thesis
posted on 17.11.2022, 13:48 authored by Zhongxia ShangZhongxia Shang

Structural metallic materials exposed to energetic particle bombardments often experience various types of irradiation-induced microstructural damage, thus degrading the mechanical properties of the materials in form of irradiation hardening and embrittlement. Nanostructured materials have shown better radiation resistance than their coarse-grained (CG) counterparts due to the existence of abundant defect sinks, such as grain boundaries, twin boundaries, and phase boundaries. However, recently developed nanocrystalline (NC) steels show limited room-temperature tensile ductility (< 1%), which may become a concern for their future application for nuclear reactors. The focus of this thesis is to explore the strength-ductility dilemma in modified 9Cr1Mo (T91) ferritic/martensitic (F/M) steel processed by thermomechanical treatment (TMT) and surface severe plastic deformation (SSPD) with an attempt to fabricate strong, ductile and radiation resistant F/M steels.

Carbon partitioning between the quenched martensite and the other phases (bainitic ferrite or retained austenite) is critical for enhancing the strength and ductility of T91 steel. The tensile properties of partially tempered (PT) T91 steel can be tailored through introducing bainitic ferrite with high-density nanoscale transition carbides and refined lath martensite. In addition, retained austenite was introduced by increasing the carbon concentration of T91 steel to 0.6 wt.%. The carbon-modified steel processed by quenching partitioning (Q-P) treatment exhibits an ultrahigh strength, ~ 2 GPa, with a uniform strain of ~ 5% due to the existence of coherent carbides, ultrafine martensite and retained austenite.
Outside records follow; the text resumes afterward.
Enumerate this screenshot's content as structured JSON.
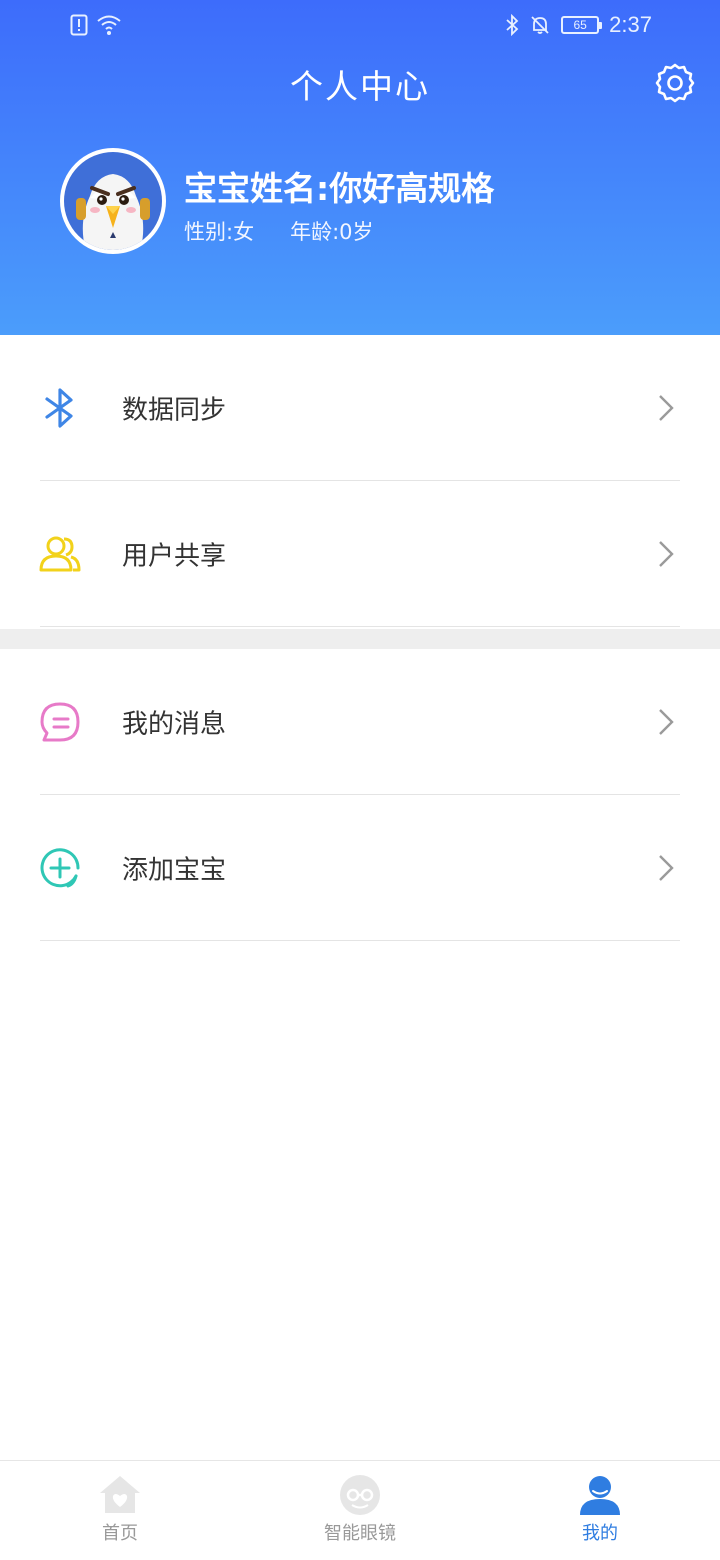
{
  "status_bar": {
    "time": "2:37",
    "battery": "65",
    "icons": [
      "sim-alert-icon",
      "wifi-icon",
      "bluetooth-icon",
      "bell-off-icon",
      "battery-icon"
    ]
  },
  "header": {
    "title": "个人中心",
    "settings_icon": "gear-icon"
  },
  "profile": {
    "name": "宝宝姓名:你好高规格",
    "gender": "性别:女",
    "age": "年龄:0岁"
  },
  "menu": {
    "group_1": [
      {
        "label": "数据同步",
        "icon": "bluetooth-icon",
        "color": "#3f86e6"
      },
      {
        "label": "用户共享",
        "icon": "users-icon",
        "color": "#f2d21b"
      }
    ],
    "group_2": [
      {
        "label": "我的消息",
        "icon": "message-icon",
        "color": "#e77ac8"
      },
      {
        "label": "添加宝宝",
        "icon": "add-circle-icon",
        "color": "#2fc7b5"
      }
    ]
  },
  "tab_bar": {
    "tabs": [
      {
        "label": "首页",
        "icon": "home-icon",
        "active": false
      },
      {
        "label": "智能眼镜",
        "icon": "glasses-icon",
        "active": false
      },
      {
        "label": "我的",
        "icon": "profile-icon",
        "active": true
      }
    ]
  },
  "colors": {
    "header_top": "#3d6cfb",
    "header_bottom": "#4b9dfb",
    "active_tab": "#2f7de1"
  }
}
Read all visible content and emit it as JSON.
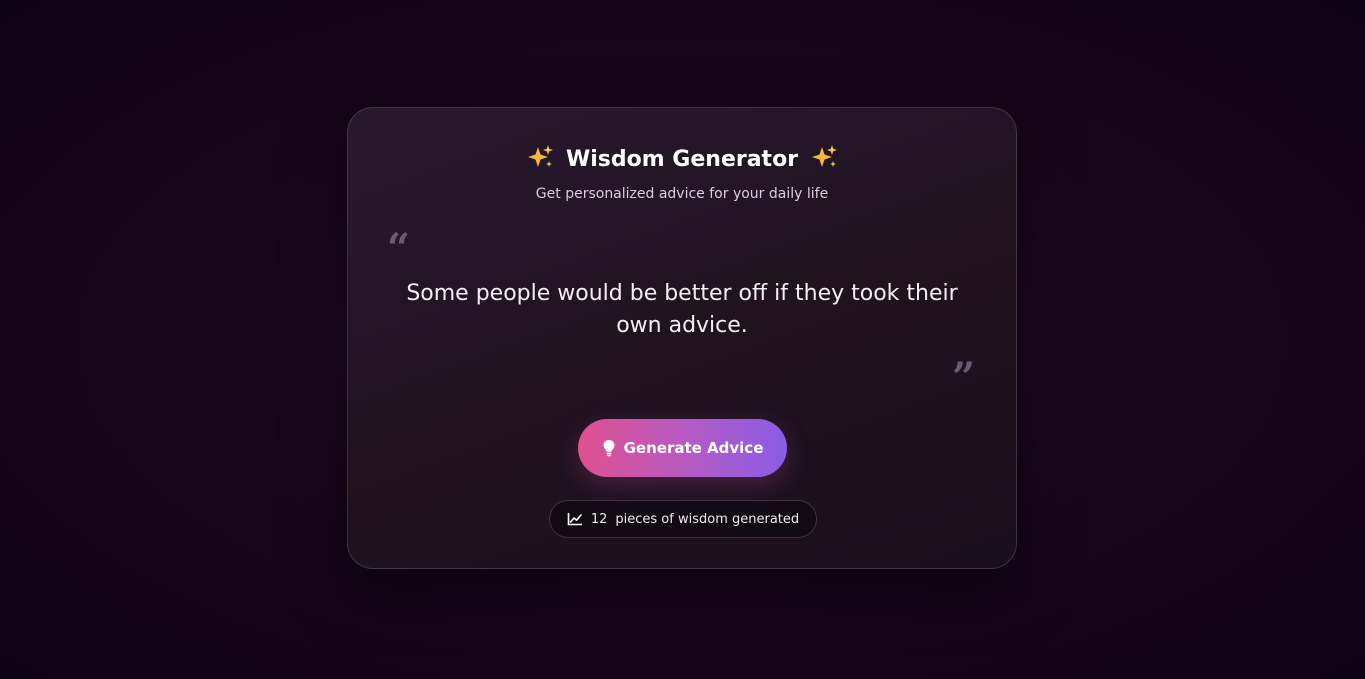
{
  "card": {
    "title": "Wisdom Generator",
    "title_icon_left": "sparkles-icon",
    "title_icon_right": "sparkles-icon",
    "subtitle": "Get personalized advice for your daily life",
    "quote_open": "“",
    "quote_close": "”",
    "advice_text": "Some people would be better off if they took their own advice.",
    "generate_button": {
      "label": "Generate Advice",
      "icon": "lightbulb-icon"
    },
    "counter": {
      "icon": "chart-line-icon",
      "count": "12",
      "suffix": "pieces of wisdom generated"
    }
  },
  "colors": {
    "background": "#160519",
    "card": "#231526",
    "button_start": "#e0508f",
    "button_end": "#8a5ce6",
    "quote_mark": "#6b5a70"
  }
}
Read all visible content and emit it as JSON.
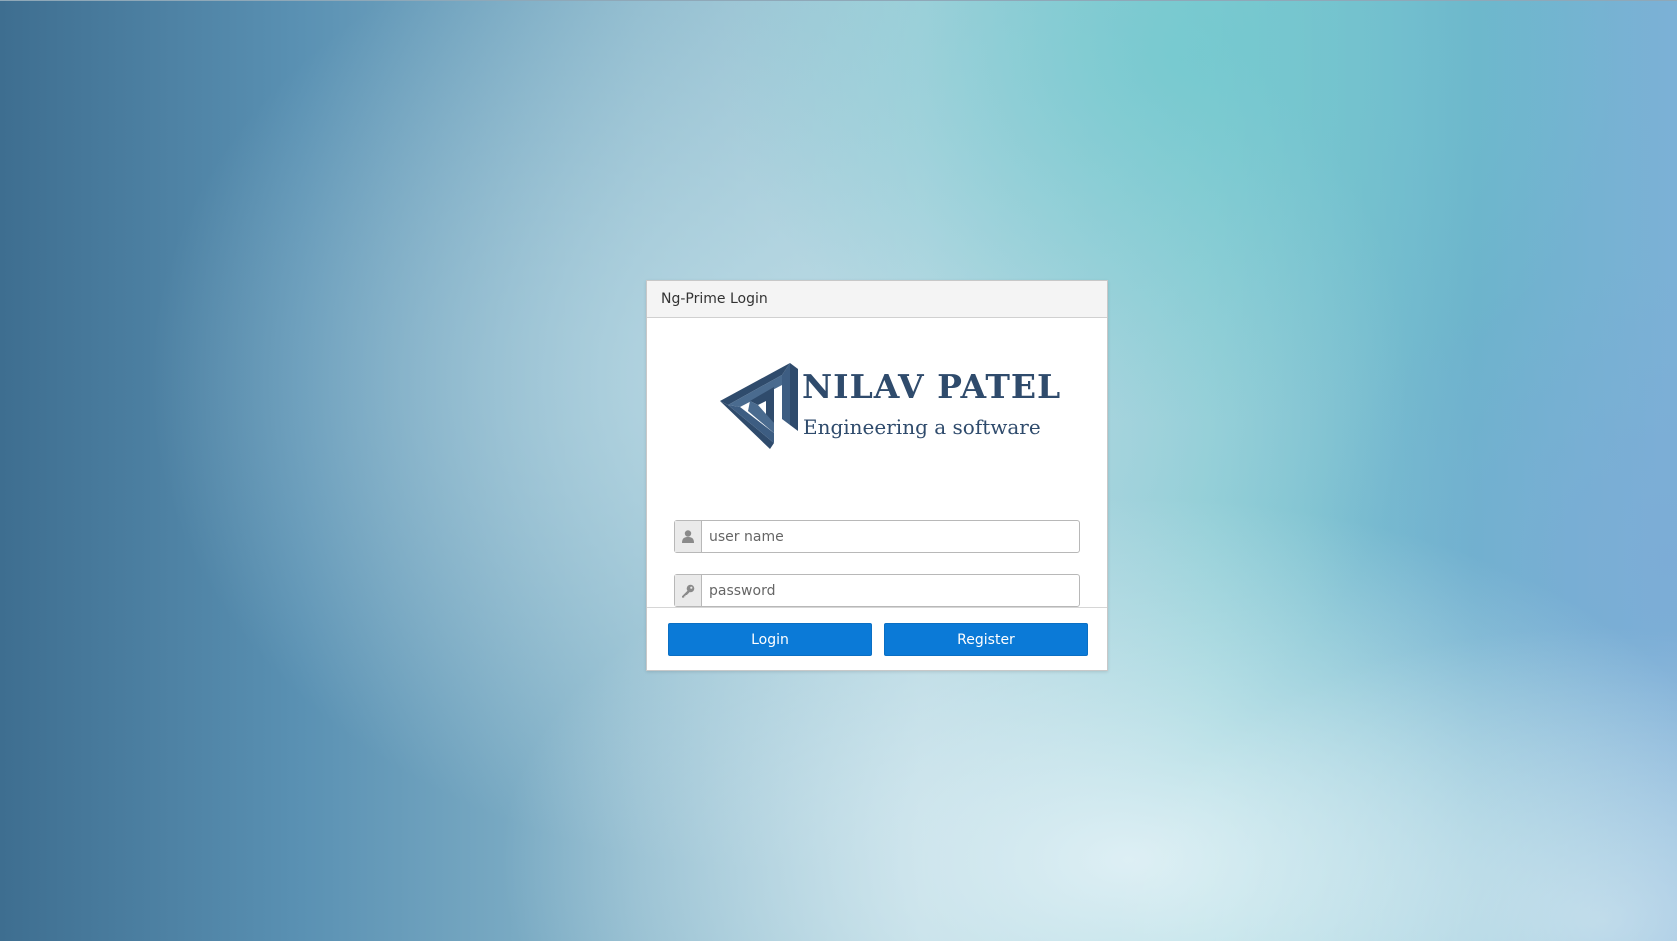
{
  "dialog": {
    "title": "Ng-Prime Login"
  },
  "logo": {
    "title": "NILAV PATEL",
    "subtitle": "Engineering a software",
    "color": "#2f4b6c"
  },
  "form": {
    "username": {
      "placeholder": "user name",
      "value": "",
      "icon": "user-icon"
    },
    "password": {
      "placeholder": "password",
      "value": "",
      "icon": "key-icon"
    }
  },
  "buttons": {
    "login_label": "Login",
    "register_label": "Register",
    "color": "#0b7ad7"
  }
}
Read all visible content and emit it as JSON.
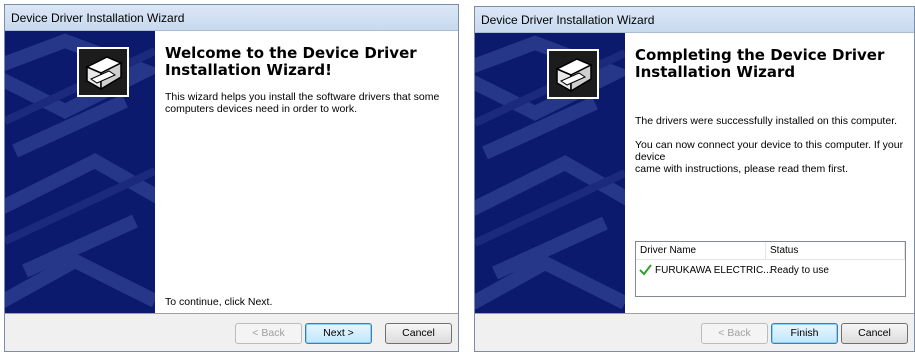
{
  "colors": {
    "panel": "#0b1a6c",
    "accent": "#3c7fb1",
    "check": "#2fa12f"
  },
  "welcome": {
    "window_title": "Device Driver Installation Wizard",
    "heading_line1": "Welcome to the Device Driver",
    "heading_line2": "Installation Wizard!",
    "description_line1": "This wizard helps you install the software drivers that some",
    "description_line2": "computers devices need in order to work.",
    "continue_text": "To continue, click Next.",
    "back_label": "< Back",
    "next_label": "Next >",
    "cancel_label": "Cancel"
  },
  "complete": {
    "window_title": "Device Driver Installation Wizard",
    "heading_line1": "Completing the Device Driver",
    "heading_line2": "Installation Wizard",
    "success_text": "The drivers were successfully installed on this computer.",
    "instructions_line1": "You can now connect your device to this computer. If your device",
    "instructions_line2": "came with instructions, please read them first.",
    "table": {
      "col_name": "Driver Name",
      "col_status": "Status",
      "rows": [
        {
          "name": "FURUKAWA ELECTRIC...",
          "status": "Ready to use"
        }
      ]
    },
    "back_label": "< Back",
    "finish_label": "Finish",
    "cancel_label": "Cancel"
  },
  "icons": {
    "wizard": "device-install-icon",
    "check": "checkmark-icon"
  }
}
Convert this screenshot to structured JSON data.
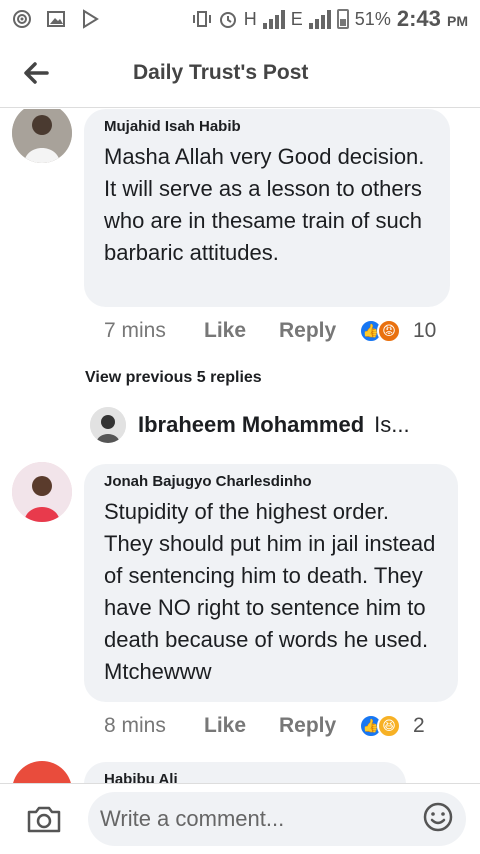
{
  "status_bar": {
    "network_label_h": "H",
    "network_label_e": "E",
    "battery": "51%",
    "time": "2:43",
    "ampm": "PM"
  },
  "header": {
    "title": "Daily Trust's Post"
  },
  "comments": [
    {
      "author": "Mujahid Isah Habib",
      "text": "Masha Allah very Good decision. It will serve as a lesson to others who are in thesame train of such barbaric attitudes.",
      "time": "7 mins",
      "like_label": "Like",
      "reply_label": "Reply",
      "reaction_count": "10",
      "reactions": [
        "like-icon",
        "angry-icon"
      ]
    },
    {
      "author": "Jonah Bajugyo Charlesdinho",
      "text": "Stupidity of the highest order. They should put him in jail instead of sentencing him to death. They have NO right to sentence him to death because of words he used. Mtchewww",
      "time": "8 mins",
      "like_label": "Like",
      "reply_label": "Reply",
      "reaction_count": "2",
      "reactions": [
        "like-icon",
        "haha-icon"
      ]
    },
    {
      "author": "Habibu Ali"
    }
  ],
  "view_previous": "View previous 5 replies",
  "reply_preview": {
    "name": "Ibraheem Mohammed",
    "snippet": "Is..."
  },
  "composer": {
    "placeholder": "Write a comment..."
  },
  "colors": {
    "bubble": "#f0f2f5",
    "like_blue": "#1877f2",
    "angry_orange": "#e9710f",
    "haha_yellow": "#f7b125"
  }
}
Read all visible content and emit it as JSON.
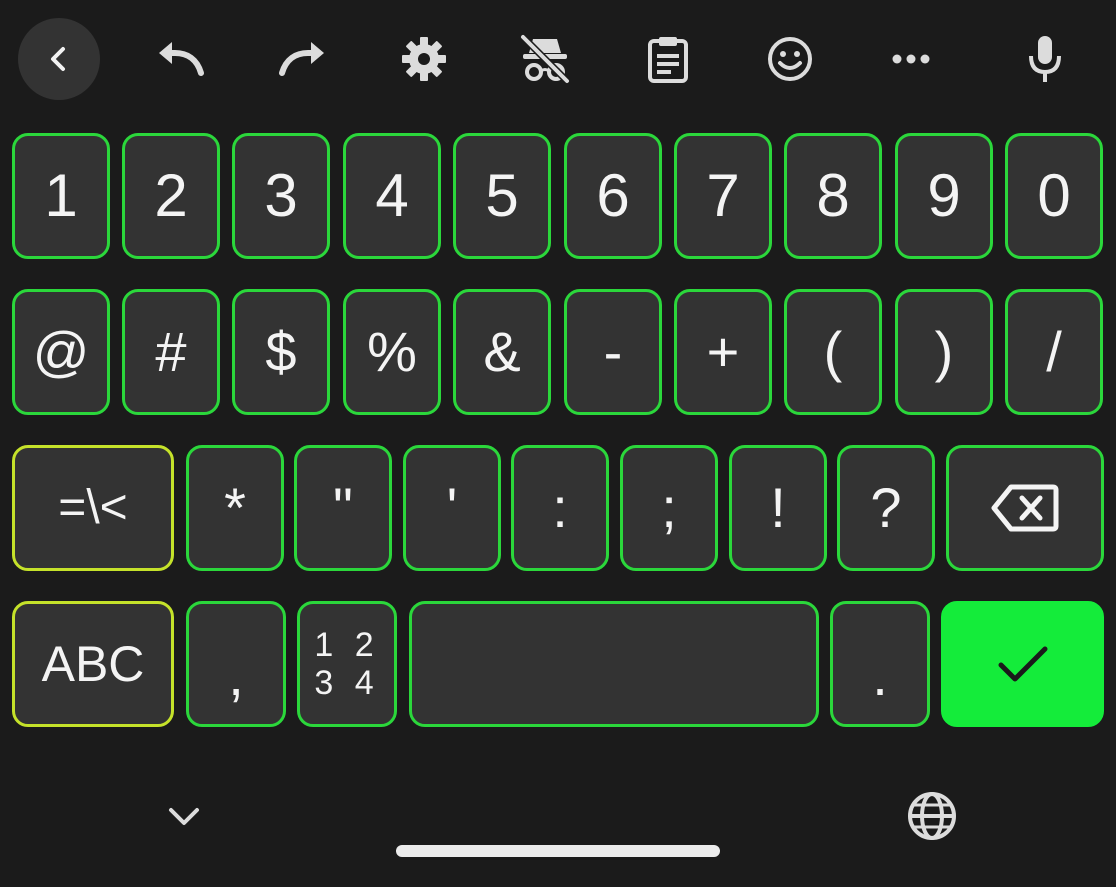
{
  "toolbar": {
    "icons": [
      "back-icon",
      "undo-icon",
      "redo-icon",
      "settings-icon",
      "incognito-off-icon",
      "clipboard-icon",
      "emoji-icon",
      "more-icon",
      "mic-icon"
    ]
  },
  "keyboard": {
    "row1": [
      "1",
      "2",
      "3",
      "4",
      "5",
      "6",
      "7",
      "8",
      "9",
      "0"
    ],
    "row2": [
      "@",
      "#",
      "$",
      "%",
      "&",
      "-",
      "+",
      "(",
      ")",
      "/"
    ],
    "row3": {
      "more_symbols": "=\\<",
      "keys": [
        "*",
        "\"",
        "'",
        ":",
        ";",
        "!",
        "?"
      ]
    },
    "row4": {
      "abc": "ABC",
      "comma": ",",
      "numpad_line1": "1 2",
      "numpad_line2": "3 4",
      "period": "."
    }
  },
  "colors": {
    "background": "#1b1b1b",
    "key": "#333333",
    "key_border": "#2bd73b",
    "modifier_border": "#c5e22a",
    "enter": "#14ec3a"
  },
  "nav": {
    "icons": [
      "chevron-down-icon",
      "globe-icon"
    ]
  }
}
Meanwhile, surface mechanical grinding treatment (SMGT) on T91 steel reveals that introducing gradient structures on the sample surface contributes to a higher strength and an improved plasticity than its homogeneously structured counterpart. The deformation mechanism of the gradient structures was investigated with the assistance of quasi in situ crystal orientation analyses. Furthermore, ex situ He ion irradiation on the gradient T91 steel indicates that radiation-induced damage, such as bubble-induced swelling and irradiation hardening, were gradually mitigated by grain refinement from the sample surface to the center, resulting in superior radiation resistance. The results obtained from this thesis may facilitate the design and fabrication of strong, ductile and radiation-tolerant F/M steels.

History

Degree Type

Doctor of Philosophy

Department

Materials Engineering

Campus location

West Lafayette

Advisor/Supervisor/Committee Chair

Xinghang Zhang

Additional Committee Member 2

Tomas D. de la Rubia

Additional Committee Member 3

Haiyan Wang

Additional Committee Member 4

David R. Johnson